### TASK DESCRIPTION
Return every line of the listing that includes the string "name".

### RECORD EXTRACTS
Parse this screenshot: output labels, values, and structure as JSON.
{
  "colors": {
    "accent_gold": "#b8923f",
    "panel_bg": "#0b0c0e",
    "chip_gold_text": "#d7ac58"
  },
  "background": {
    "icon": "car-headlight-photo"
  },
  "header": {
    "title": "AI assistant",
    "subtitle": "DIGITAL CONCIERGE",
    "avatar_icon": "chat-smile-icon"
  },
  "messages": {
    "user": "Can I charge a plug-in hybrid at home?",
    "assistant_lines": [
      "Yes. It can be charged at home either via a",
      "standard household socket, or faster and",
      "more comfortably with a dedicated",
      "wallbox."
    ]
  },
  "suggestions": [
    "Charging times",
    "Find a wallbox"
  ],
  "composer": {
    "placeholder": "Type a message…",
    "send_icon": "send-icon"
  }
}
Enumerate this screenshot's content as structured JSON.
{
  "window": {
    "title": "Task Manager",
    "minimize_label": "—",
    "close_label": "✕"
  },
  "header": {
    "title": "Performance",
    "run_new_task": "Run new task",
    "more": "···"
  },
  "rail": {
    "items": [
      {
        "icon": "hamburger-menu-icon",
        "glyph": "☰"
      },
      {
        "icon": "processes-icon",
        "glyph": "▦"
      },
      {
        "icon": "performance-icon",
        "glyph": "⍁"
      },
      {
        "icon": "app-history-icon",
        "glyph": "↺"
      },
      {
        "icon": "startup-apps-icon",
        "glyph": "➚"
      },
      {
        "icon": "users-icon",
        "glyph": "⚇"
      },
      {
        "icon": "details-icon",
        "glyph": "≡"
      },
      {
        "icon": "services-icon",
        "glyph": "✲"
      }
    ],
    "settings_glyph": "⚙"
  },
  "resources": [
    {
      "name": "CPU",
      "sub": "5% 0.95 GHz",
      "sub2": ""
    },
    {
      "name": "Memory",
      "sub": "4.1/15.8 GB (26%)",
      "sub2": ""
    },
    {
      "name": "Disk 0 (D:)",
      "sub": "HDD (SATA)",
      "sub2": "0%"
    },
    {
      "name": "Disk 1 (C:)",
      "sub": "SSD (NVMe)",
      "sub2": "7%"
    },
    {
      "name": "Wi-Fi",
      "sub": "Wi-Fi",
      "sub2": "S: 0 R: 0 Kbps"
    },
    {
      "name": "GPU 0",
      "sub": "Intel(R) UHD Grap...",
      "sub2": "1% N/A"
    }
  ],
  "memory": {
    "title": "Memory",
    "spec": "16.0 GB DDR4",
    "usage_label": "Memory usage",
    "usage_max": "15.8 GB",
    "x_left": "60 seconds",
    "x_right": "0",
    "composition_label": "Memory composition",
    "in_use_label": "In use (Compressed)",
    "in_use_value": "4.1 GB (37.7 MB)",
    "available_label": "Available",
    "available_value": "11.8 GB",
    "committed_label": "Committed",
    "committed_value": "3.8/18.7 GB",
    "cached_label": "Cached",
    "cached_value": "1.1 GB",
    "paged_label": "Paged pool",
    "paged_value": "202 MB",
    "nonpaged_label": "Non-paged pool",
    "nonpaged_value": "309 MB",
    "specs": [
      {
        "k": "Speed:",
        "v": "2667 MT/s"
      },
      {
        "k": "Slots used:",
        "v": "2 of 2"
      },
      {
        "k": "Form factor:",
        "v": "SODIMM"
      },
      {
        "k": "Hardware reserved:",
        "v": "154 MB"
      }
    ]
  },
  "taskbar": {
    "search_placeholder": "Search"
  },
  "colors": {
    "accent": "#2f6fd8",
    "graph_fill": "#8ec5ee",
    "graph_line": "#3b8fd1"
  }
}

### TASK OUTPUT
      "name": "CPU",
      "name": "Memory",
      "name": "Disk 0 (D:)",
      "name": "Disk 1 (C:)",
      "name": "Wi-Fi",
      "name": "GPU 0",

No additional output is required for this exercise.